Show Us the Way . . .
The season of Lent, which begins next week with Ash Wednesday, seems redundant this year. It feels as though Lent has been our reality since about the middle of March 2020 when we first closed the church’s outer doors in response to a pandemic. It seems fitting then, that “Show Us the Way” would be our theme for the season. Borrowing from a book title by Henri Nouwen, Show Me the Way, the brief prayer is for God to guide us through yet another phase of a global ordeal that has been trying for all of us, traumatic for many, and tragic for too many others.
Lent, the church has always said, is at once a wilderness and “the springtime of the soul.” It is the season that is at once austere and abundant—revealing the mystery and paradox of the ways in which God’s grace meets us in sustaining and nourishing ways particularly in the midst of disturbing or disheartening circumstances. The cross and empty tomb toward which the season of Lent leads us are the emblems of that transformative work of God in the world, in our lives, and in our life together. If we are in a pandemic, then deeper runs the hope and promise of creation delivered, humanity healed, life renewed. Already we see signs that point toward overcoming the Covid-19 virus. How do we get there from here? Lord, show us the way . . .
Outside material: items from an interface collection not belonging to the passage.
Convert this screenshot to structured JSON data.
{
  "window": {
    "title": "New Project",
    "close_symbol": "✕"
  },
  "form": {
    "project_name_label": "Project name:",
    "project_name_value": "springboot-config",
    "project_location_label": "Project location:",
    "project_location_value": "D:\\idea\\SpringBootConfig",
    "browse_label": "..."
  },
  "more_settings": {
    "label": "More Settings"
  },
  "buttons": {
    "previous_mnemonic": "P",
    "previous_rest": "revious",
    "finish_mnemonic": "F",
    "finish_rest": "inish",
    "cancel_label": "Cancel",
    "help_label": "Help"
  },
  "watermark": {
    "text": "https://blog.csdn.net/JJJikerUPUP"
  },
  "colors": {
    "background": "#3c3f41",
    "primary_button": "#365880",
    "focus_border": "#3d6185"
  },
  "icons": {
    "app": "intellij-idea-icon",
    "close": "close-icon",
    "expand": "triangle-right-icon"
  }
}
The labyrinth is the image we choose for this Lenten journey. Different from a maze, which would steer us in arbitrary directions, a labyrinth guides our journey, even its twists and turns, toward center, toward self, toward God; then out again, with more zigs and zags and circuits and reversals, gently, trustably leading us toward a place of stepping into life again, perhaps with an insight, a decision, something surrendered, something understood.
The Laurel Heights labyrinth will be in place in the gym during Lent, accessible by reservation on Sundays from 8 to 10 a.m. and from 4 to 6 p.m. Surrounding the labyrinth will be images of journeying; nearby will be a shelf on which to place a stone representing something let go of, or accepted; a wrong forgiven, a faith renewed.
Where is grace at work to reveal the springtime in the wilderness? Where will our journey lead us? What will be the lessons learned, the burdens lifted, the trust engendered, as we travel this labyrinthine path together? Of this we can be assured: we do not travel alone, or unguided. God is with us, to shepherd our souls to life.
Grace and peace.